Cincinnati Bell Misses by a Penny

| About: Cincinnati Bell (CBB)

Regional US telecom carrier Cincinnati Bell (NYSE:CBB) announced fourth quarter results with adjusted earnings per share (EPS) of 10 cents, falling a penny shy of the Zacks Consensus Estimate of 11 cents. The result was flat year-over-year. For full year 2009, adjusted EPS was 42 cents, missing the Zacks Consensus Estimate of 44 cents.

Adjusted EPS excludes special items such as restructuring charges associated with workforce reduction and loss on extinguishment of debt. Reported net income applicable to common shareholders for the quarter plunged 88% year-over-year to $4.2 million (or 2 cents a share). For full year 2009, net income fell 14% year-over-year to $79.2 million (or 37 cents a share).

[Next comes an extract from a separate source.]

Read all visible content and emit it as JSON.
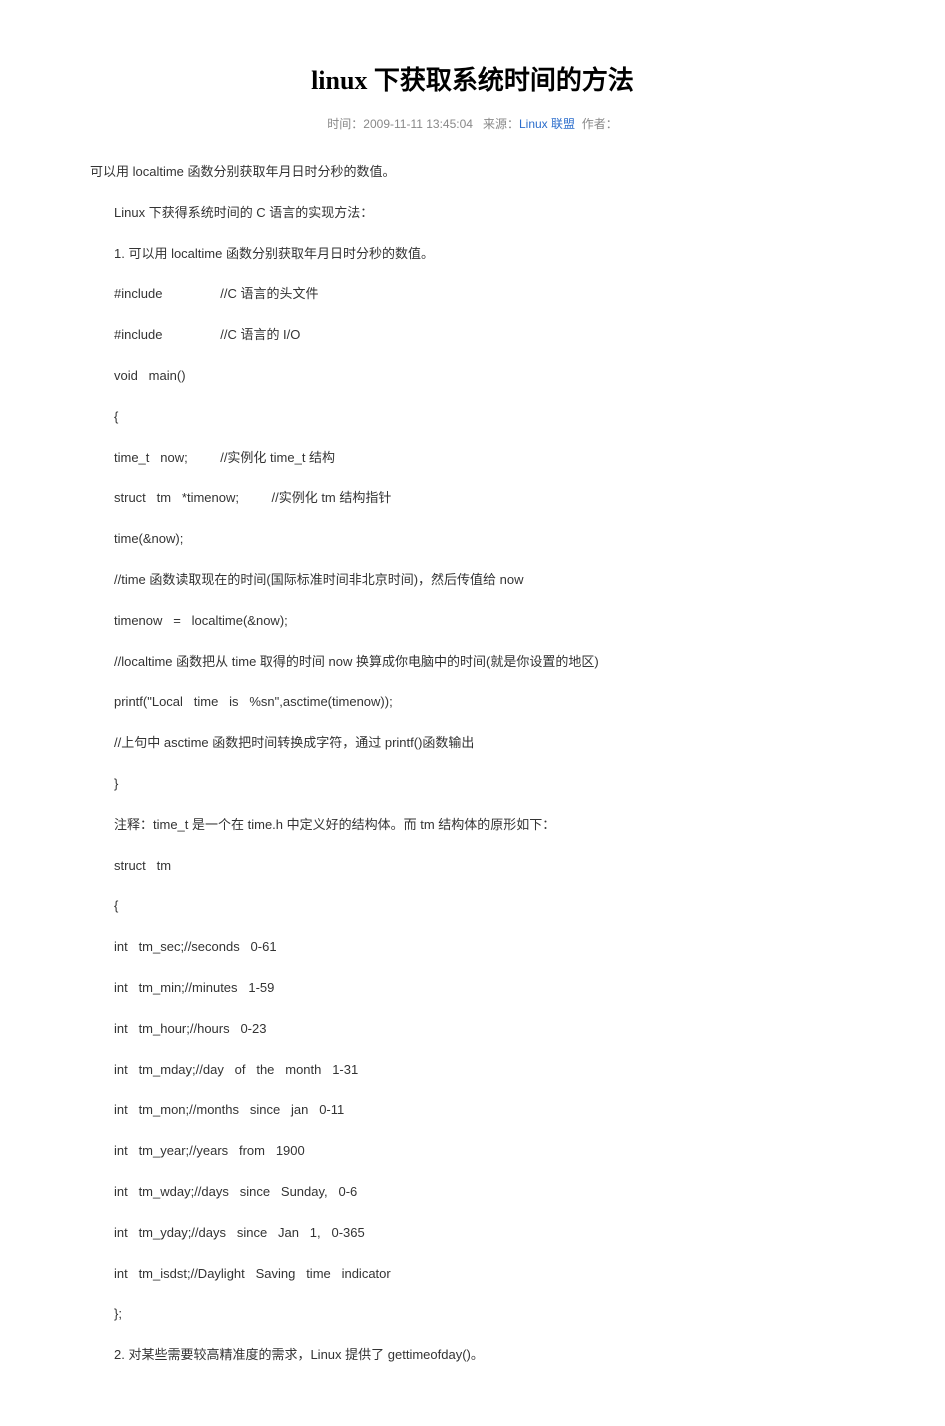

Revenues fell 3% from the prior-year quarter to $345.2 million as a result of the declines across the wireline and wireless segments, but were above the Zacks Consensus Estimate of $338 million. Revenues for full year 2009 came in at $1.34 billion, down 5% year-over-year, mostly in line with the Zacks Consensus Estimate. Adjusted EBITDA of $120 million for the quarter represents a 1% year-over-year decrease.

Results by Segments

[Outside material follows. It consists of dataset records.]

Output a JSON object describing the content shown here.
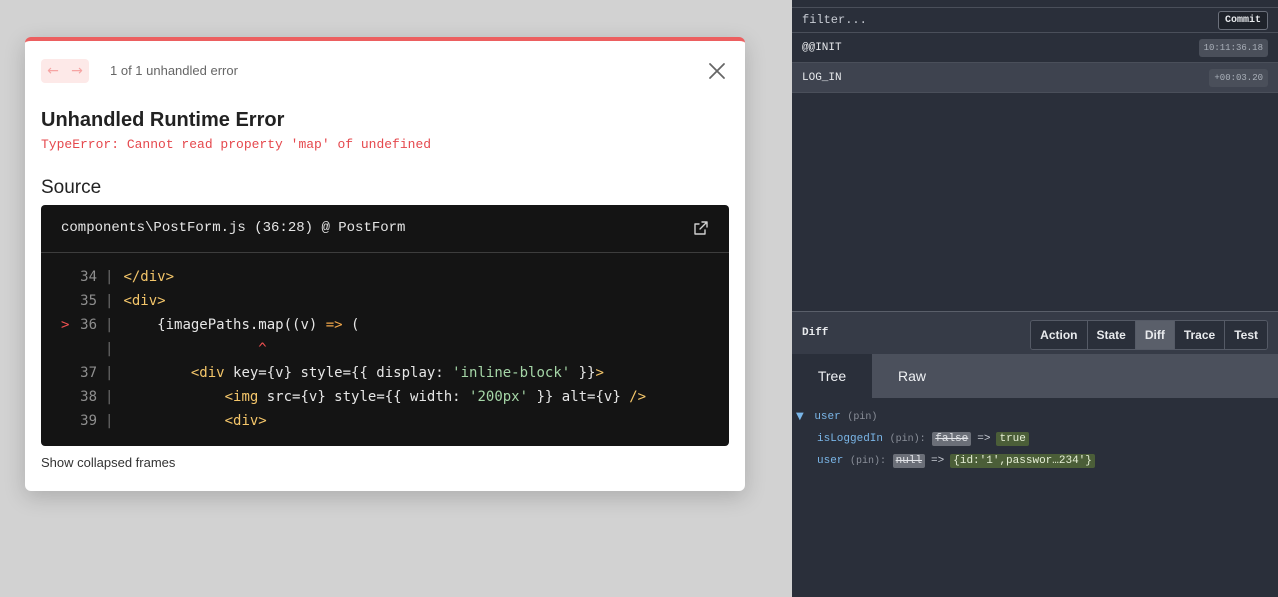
{
  "overlay": {
    "count_text": "1 of 1 unhandled error",
    "title": "Unhandled Runtime Error",
    "message": "TypeError: Cannot read property 'map' of undefined",
    "source_heading": "Source",
    "file_ref": "components\\PostForm.js (36:28) @ PostForm",
    "collapsed_link": "Show collapsed frames",
    "accent_color": "#ec5f60",
    "icons": [
      "arrow-left-icon",
      "arrow-right-icon",
      "close-icon",
      "external-link-icon"
    ]
  },
  "code_lines": [
    {
      "num": "34",
      "marker": "",
      "tokens": [
        {
          "t": "</div>",
          "c": "tok-tag"
        }
      ]
    },
    {
      "num": "35",
      "marker": "",
      "tokens": [
        {
          "t": "<div>",
          "c": "tok-tag"
        }
      ]
    },
    {
      "num": "36",
      "marker": ">",
      "tokens": [
        {
          "t": "    {imagePaths.map((v) ",
          "c": ""
        },
        {
          "t": "=>",
          "c": "tok-op"
        },
        {
          "t": " (",
          "c": ""
        }
      ]
    },
    {
      "num": "",
      "marker": "",
      "tokens": [
        {
          "t": "                ^",
          "c": "tok-caret"
        }
      ]
    },
    {
      "num": "37",
      "marker": "",
      "tokens": [
        {
          "t": "        ",
          "c": ""
        },
        {
          "t": "<div",
          "c": "tok-tag"
        },
        {
          "t": " key={v} style={{ display: ",
          "c": ""
        },
        {
          "t": "'inline-block'",
          "c": "tok-str"
        },
        {
          "t": " }}",
          "c": ""
        },
        {
          "t": ">",
          "c": "tok-tag"
        }
      ]
    },
    {
      "num": "38",
      "marker": "",
      "tokens": [
        {
          "t": "            ",
          "c": ""
        },
        {
          "t": "<img",
          "c": "tok-tag"
        },
        {
          "t": " src={v} style={{ width: ",
          "c": ""
        },
        {
          "t": "'200px'",
          "c": "tok-str"
        },
        {
          "t": " }} alt={v} ",
          "c": ""
        },
        {
          "t": "/>",
          "c": "tok-tag"
        }
      ]
    },
    {
      "num": "39",
      "marker": "",
      "tokens": [
        {
          "t": "            ",
          "c": ""
        },
        {
          "t": "<div>",
          "c": "tok-tag"
        }
      ]
    }
  ],
  "devtools": {
    "filter_placeholder": "filter...",
    "commit_label": "Commit",
    "actions": [
      {
        "name": "@@INIT",
        "time": "10:11:36.18",
        "selected": false
      },
      {
        "name": "LOG_IN",
        "time": "+00:03.20",
        "selected": true
      }
    ],
    "monitor_label": "Diff",
    "monitor_tabs": [
      {
        "label": "Action",
        "active": false
      },
      {
        "label": "State",
        "active": false
      },
      {
        "label": "Diff",
        "active": true
      },
      {
        "label": "Trace",
        "active": false
      },
      {
        "label": "Test",
        "active": false
      }
    ],
    "view_tabs": {
      "tree": "Tree",
      "raw": "Raw"
    },
    "tree": {
      "root_key": "user",
      "root_pin": "(pin)",
      "rows": [
        {
          "key": "isLoggedIn",
          "pin": "(pin):",
          "old": "false",
          "arrow": "=>",
          "new": "true"
        },
        {
          "key": "user",
          "pin": "(pin):",
          "old": "null",
          "arrow": "=>",
          "new": "{id:'1',passwor…234'}"
        }
      ]
    }
  }
}
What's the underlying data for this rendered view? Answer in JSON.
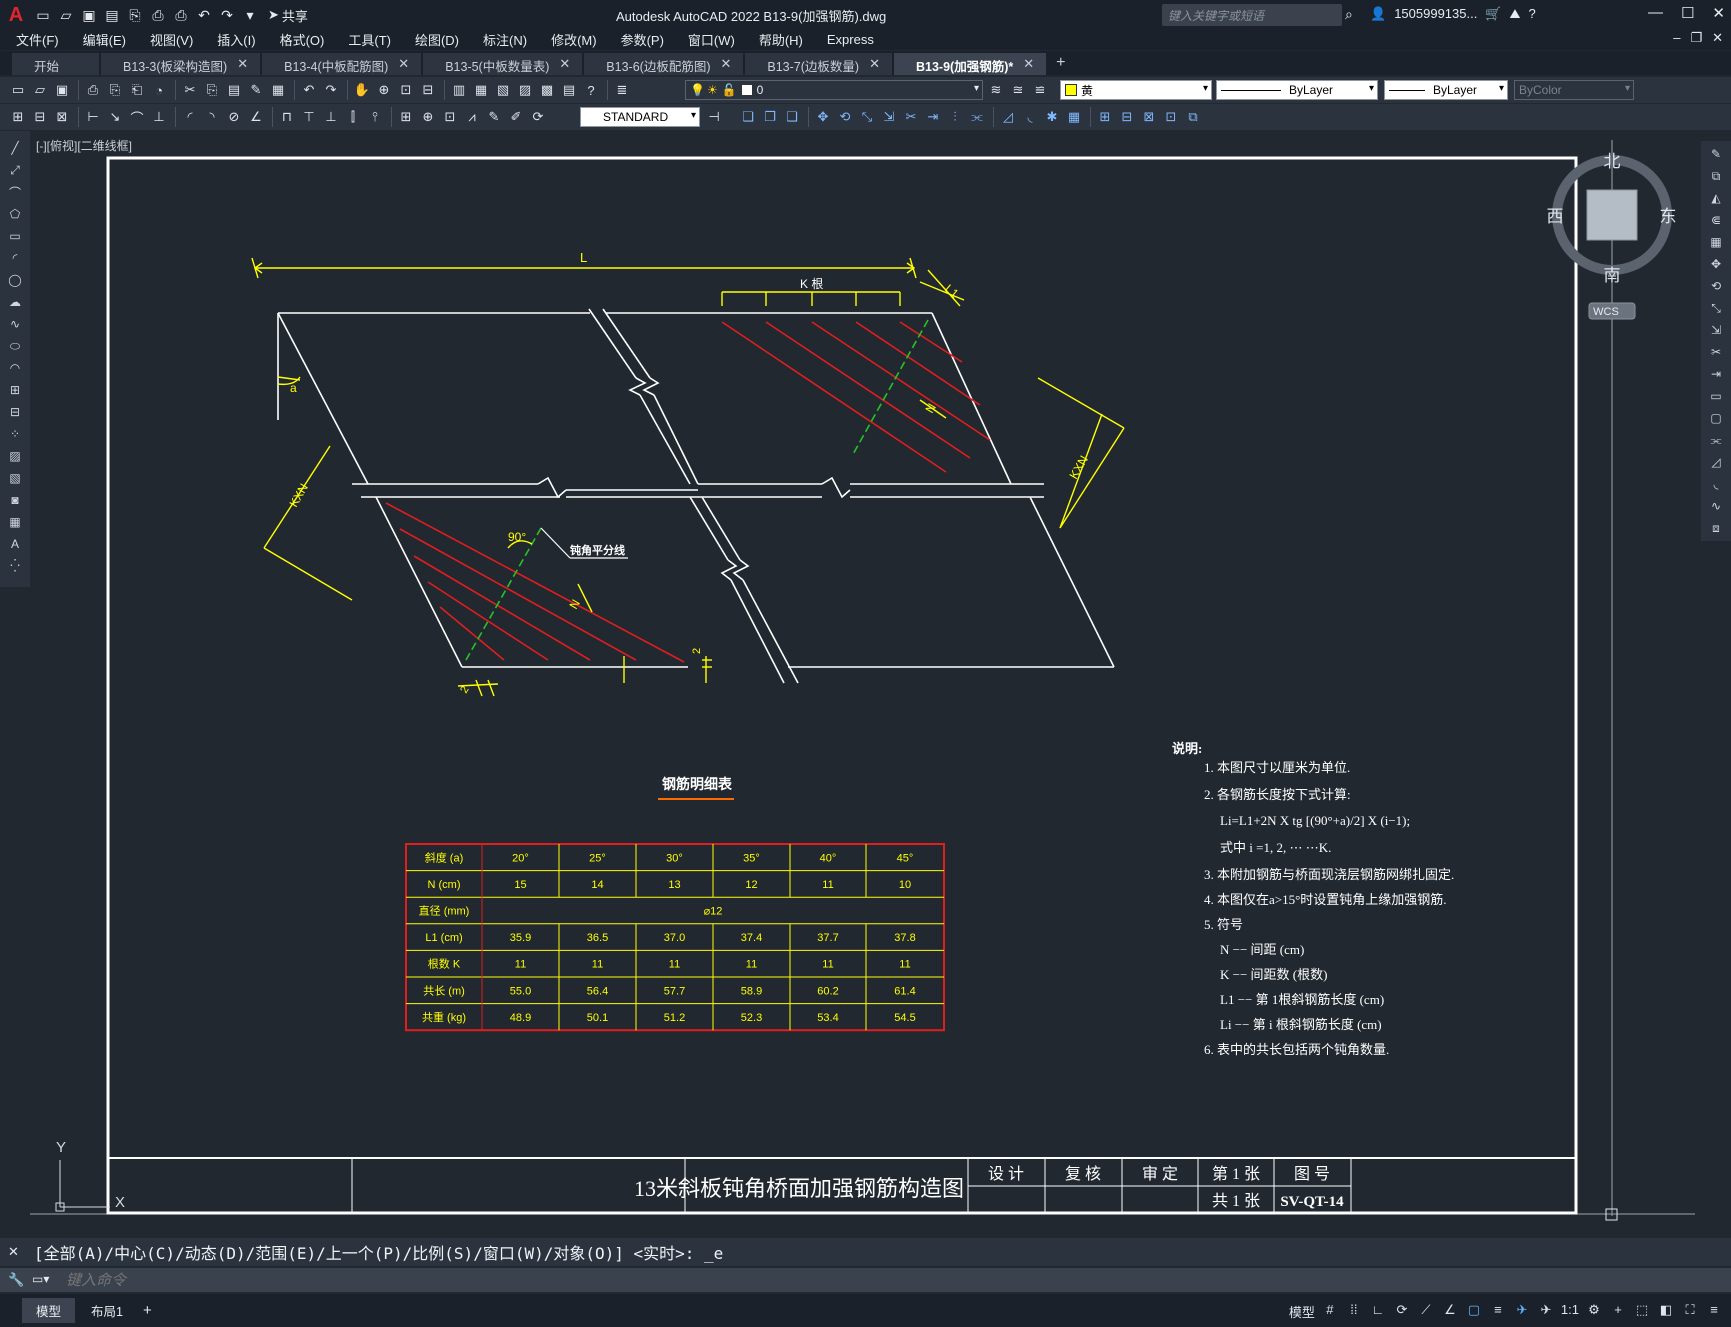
{
  "app": {
    "window_title": "Autodesk AutoCAD 2022    B13-9(加强钢筋).dwg",
    "share_label": "共享",
    "search_placeholder": "键入关键字或短语",
    "user": "1505999135...",
    "logo": "A"
  },
  "menu": [
    "文件(F)",
    "编辑(E)",
    "视图(V)",
    "插入(I)",
    "格式(O)",
    "工具(T)",
    "绘图(D)",
    "标注(N)",
    "修改(M)",
    "参数(P)",
    "窗口(W)",
    "帮助(H)",
    "Express"
  ],
  "tabs": [
    {
      "label": "开始",
      "closable": false,
      "active": false
    },
    {
      "label": "B13-3(板梁构造图)",
      "closable": true,
      "active": false
    },
    {
      "label": "B13-4(中板配筋图)",
      "closable": true,
      "active": false
    },
    {
      "label": "B13-5(中板数量表)",
      "closable": true,
      "active": false
    },
    {
      "label": "B13-6(边板配筋图)",
      "closable": true,
      "active": false
    },
    {
      "label": "B13-7(边板数量)",
      "closable": true,
      "active": false
    },
    {
      "label": "B13-9(加强钢筋)*",
      "closable": true,
      "active": true
    }
  ],
  "toolbar": {
    "layer_value": "0",
    "color_value": "黄",
    "color_hex": "#ffff00",
    "linetype_value": "ByLayer",
    "lineweight_value": "ByLayer",
    "plotstyle_value": "ByColor",
    "textstyle_value": "STANDARD"
  },
  "viewport_label": "[-][俯视][二维线框]",
  "viewcube": {
    "north": "北",
    "south": "南",
    "east": "东",
    "west": "西",
    "wcs": "WCS"
  },
  "ucs": {
    "x": "X",
    "y": "Y"
  },
  "drawing": {
    "dim_L": "L",
    "dim_K_spacing": "K 根",
    "dim_L1": "L1",
    "dim_KN_top": "KXN",
    "dim_KN_bottom": "KXN",
    "angle_a": "a",
    "angle_90": "90°",
    "label_N_top": "N",
    "label_N_bottom": "N",
    "label_2a": "2",
    "label_2b": "2",
    "bisector_label": "钝角平分线",
    "table_title": "钢筋明细表",
    "table": {
      "header": [
        "斜度 (a)",
        "20°",
        "25°",
        "30°",
        "35°",
        "40°",
        "45°"
      ],
      "rows": [
        [
          "N (cm)",
          "15",
          "14",
          "13",
          "12",
          "11",
          "10"
        ],
        [
          "直径 (mm)",
          "⌀12"
        ],
        [
          "L1 (cm)",
          "35.9",
          "36.5",
          "37.0",
          "37.4",
          "37.7",
          "37.8"
        ],
        [
          "根数 K",
          "11",
          "11",
          "11",
          "11",
          "11",
          "11"
        ],
        [
          "共长 (m)",
          "55.0",
          "56.4",
          "57.7",
          "58.9",
          "60.2",
          "61.4"
        ],
        [
          "共重 (kg)",
          "48.9",
          "50.1",
          "51.2",
          "52.3",
          "53.4",
          "54.5"
        ]
      ]
    },
    "notes_title": "说明:",
    "notes": [
      "1. 本图尺寸以厘米为单位.",
      "2. 各钢筋长度按下式计算:",
      "Li=L1+2N X tg [(90°+a)/2] X (i−1);",
      "式中 i =1, 2, ⋯ ⋯K.",
      "3. 本附加钢筋与桥面现浇层钢筋网绑扎固定.",
      "4. 本图仅在a>15°时设置钝角上缘加强钢筋.",
      "5. 符号",
      "N −−  间距 (cm)",
      "K −−  间距数 (根数)",
      "L1 −− 第 1根斜钢筋长度 (cm)",
      "Li −−  第 i 根斜钢筋长度 (cm)",
      "6. 表中的共长包括两个钝角数量."
    ],
    "title_block": {
      "title": "13米斜板钝角桥面加强钢筋构造图",
      "design": "设 计",
      "check": "复 核",
      "approve": "审 定",
      "sheet": "第 1 张",
      "total": "共 1 张",
      "drawing_no_label": "图 号",
      "drawing_no": "SV-QT-14"
    }
  },
  "command": {
    "history": "[全部(A)/中心(C)/动态(D)/范围(E)/上一个(P)/比例(S)/窗口(W)/对象(O)] <实时>: _e",
    "placeholder": "键入命令"
  },
  "status": {
    "model_tab": "模型",
    "layout_tab": "布局1",
    "model_label": "模型",
    "scale": "1:1"
  }
}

Wireline: The company reported wireline revenues of $193 million, down 3% from the year-ago quarter. Lower voice revenues (down 12% year-over-year to $82 million) were partially offset by an increase in revenues from data services (up 2% to $70 million) and long-distance and VoIP (up 2% to $25 million).

At the end of 2009, total local access lines reached 723,500 (down 7% year-over-year), including 650,200 in-territory lines and 73,300 out-of-territory lines. Growth in residential and business access lines in the expansion markets continue to partially offset losses in traditional consumer access lines.

The company reported a total of 233,800 DSL broadband subscribers, representing a 0.3% annualized growth. Cincinnati Bell’s wireline results now include its Fioptics services that use fiber-to-the-home network to offer entertainment, voice and broadband Internet services. The company ended 2009 with 11,000 Fioptics entertainment subscribers and 10,000 Fioptics broadband customers.

Cincinnati Bell remains challenged by the aggressive roll-out of Voice-over-Internet Protocol (VoIP) and long-distance services by Tier-1 carriers such as AT&T (NYSE:T) and Verizon (NYSE:VZ) in Cincinnati and Dayton and local phone services offered by cable TV operators such as Time Warner Cable (TWC).

Wireless: Revenues from the wireless segment reached $77 million, down 3% from the prior-year quarter. Wireless service revenues declined 2% year-over-year to $70 million while equipment revenues decreased 3% to $6 million. Growth in data revenues driven by increased smartphone adoption was more than offset by lower voice revenues.

Approximately 19,000 new smartphone activations were registered in the quarter, a sequential improvement, bringing the total smartphone subscriber base to 83,000. Increased market adoption of these devices has been a primary catalyst behind the 24% year-over-year growth in data ARPU (average revenue per user), resulting in year-over-year improvement in postpaid ARPU.

Cincinnati Bell strengthened its smartphone range with the launch of Research In Motion’s (RIMM) BlackBerry 9700 smartphone in January 2010. This represents the company’s first 3G BlackBerry offering. To improve liquidity and enhance shareholder value, the company sold 196 wireless communications towers to American Tower (NYSE:AMT) in late 2009 for $100 million.

The company reported a total of 533,100 wireless customers (down 3% year-over-year) at the end of 2009, including total postpaid and prepaid wireless customers of 379,100 and 154,000, respectively.

Technology Solutions: Revenues for this segment registered $85 million, down 4% year-over-year. Telecom and IT equipment revenues decreased 11% year over year to $52 million, partly offset by a 9% growth in data center and managed services revenues that reached $28 million. Utilization rate of the company’s data center capacity decreased to 79% in the quarter from 88% reported a year ago.


Cincinnati Bell released its guidance for 2010 with projected revenues of $1.3 billion. The company expects adjusted EBITDA of approximately $460 million (versus $470 million in 2009) and free cash flow of roughly $130 million (versus $164 million in 2009). Cincinnati Bell will remain committed to expand its data center operation in 2010. The current Zacks Consensus Estimate for 2010 revenue and EPS are $1.33 billion and 43 cents, respectively.

We believe Cincinnati Bell has stable long-term prospects driven by its 3G wireless service coupled with premium handset offerings that are expected to drive data revenue growth and restrict churn (customer switch) in the future reporting periods.

However, we remain concerned about the high debt level (roughly $1.98 billion) and limited liquidity, which may affect future capital spending on network infrastructure deployments and data center expansion. Our Neutral recommendation on the stock reflects these assessments.